Have you ever misplaced your shopping list? I have. Many times. I’ll dig in the bottom of my purse, run back to the car to look under the seat, panic, and turn every pocket on my clothing inside out finally resigning myself to rely on memory. However, when I get home I’ll have to start another list for the things I forgot.
At this time of year, it seems I’m even more infatuated with lists. Christmas is coming, so I’ve started my gift-shopping list. Sometimes, I’ll make a day after Thanksgiving sale list that might help in shortening the gifts-yet-to-buy list. That is, if I can snag some doorbusters in the sea of elbows and shopping carts without a black eye or a broken toe.
The list of lists goes on. I’ll make my Christmas card list and a holiday to-do list, and eventually a thank-you card list. In time, there are little papers everywhere. On my desk, on the refrigerator, between the cushions of the sofa—enough lists to make a person need to write a list of places to look for the lists.
List-making can become an obsession.
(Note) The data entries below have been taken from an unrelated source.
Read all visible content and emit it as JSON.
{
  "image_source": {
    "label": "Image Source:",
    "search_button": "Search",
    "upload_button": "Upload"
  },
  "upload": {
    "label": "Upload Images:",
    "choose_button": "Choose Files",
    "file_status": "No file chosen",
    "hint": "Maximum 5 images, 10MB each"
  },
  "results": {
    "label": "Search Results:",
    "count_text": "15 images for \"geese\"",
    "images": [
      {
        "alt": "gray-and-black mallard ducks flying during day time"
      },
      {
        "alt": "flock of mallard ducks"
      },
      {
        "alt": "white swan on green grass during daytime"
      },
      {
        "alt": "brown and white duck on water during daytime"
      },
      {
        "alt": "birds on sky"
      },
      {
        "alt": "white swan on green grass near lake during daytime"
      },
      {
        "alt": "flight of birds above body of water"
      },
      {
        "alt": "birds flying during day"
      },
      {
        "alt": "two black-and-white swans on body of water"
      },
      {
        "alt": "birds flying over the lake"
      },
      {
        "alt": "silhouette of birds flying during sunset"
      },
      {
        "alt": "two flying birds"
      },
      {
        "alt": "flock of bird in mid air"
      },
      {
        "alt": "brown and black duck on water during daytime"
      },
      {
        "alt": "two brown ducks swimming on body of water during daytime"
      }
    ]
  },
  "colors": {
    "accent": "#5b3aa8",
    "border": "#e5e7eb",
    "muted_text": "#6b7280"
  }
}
I confess that sometimes I complete a task that isn’t on my list, then I write in on and cross it off just for the satisfaction of having completed something on the list.
A recent e-mail from a friend gave me another perspective on the value of lists. She mentioned a book she had read in which the characters made a list of twenty things they would like to do, a checklist of things to learn and explore. They put their lists in a scrapbook binder. It reminded me of the movie “The Bucket List” where Carter makes a list of things he wants to do before he kicks the bucket. It also reminded me of the movie “Up!” where Ellie makes an adventure scrapbook of all the places she would like to go. Later as a widower, her husband Carl completes “My Adventure Book” for Ellie by finishing her list.
In the same e-mail I mentioned, my friend sent me a list of some of the things she would like to do, with no deadline, just things she’d like to achieve in this lifetime. Some are things that she could do today, and some are things that will take some strategic planning to make happen. This kind of list sounded so much more inspiring to me than grocery lists or to-do lists. It takes list making beyond the mundane into the realm of imagination, creativity, and life-long goals. I like that. And I like a list that isn’t a throw-away paper. I love to dream and imagine what I might do, so I was itching to make my own list. But I wondered how I could reconcile my desire to make lists and dream big dreams with God’s purpose for my life. Was there some way my personal dreams could intersect with God’s purpose for me? Or would I have to toss out recreation or hobbies in favor of devotion to Christ?
As I did my personal Bible study the morning after I received the e-mail, a study question asked me to write down my primary purpose in life based on Philippians 3:7-11. In this passage, Paul talks about everything that he once thought significant being considered rubbish compared to the value of knowing Christ and being one with him. As I considered the passage, I realized that it isn’t that goals such as learning to sew or visiting the ocean are nonsense, nor that lists ought to be discarded. Instead, I think it means that in the greater scope of things, my relationship with Jesus Christ matters more than any of those other things. It means that the number one item on my list ought to be living a life that pleases God and brings him glory. It means that I need to base my choices on that goal and seek God for wisdom in my decision-making. And it means that my hobbies, aspirations, and dreams are fine, so long as they don’t get in the way of that primary purpose.
Dream your dreams. Make your lists. But remember to put your relationship with Jesus at the top of your list. It’s the only item on the list that matters forever.
This article also appeared in my “Habits for Quality Living” column in Wisconsin Christian News.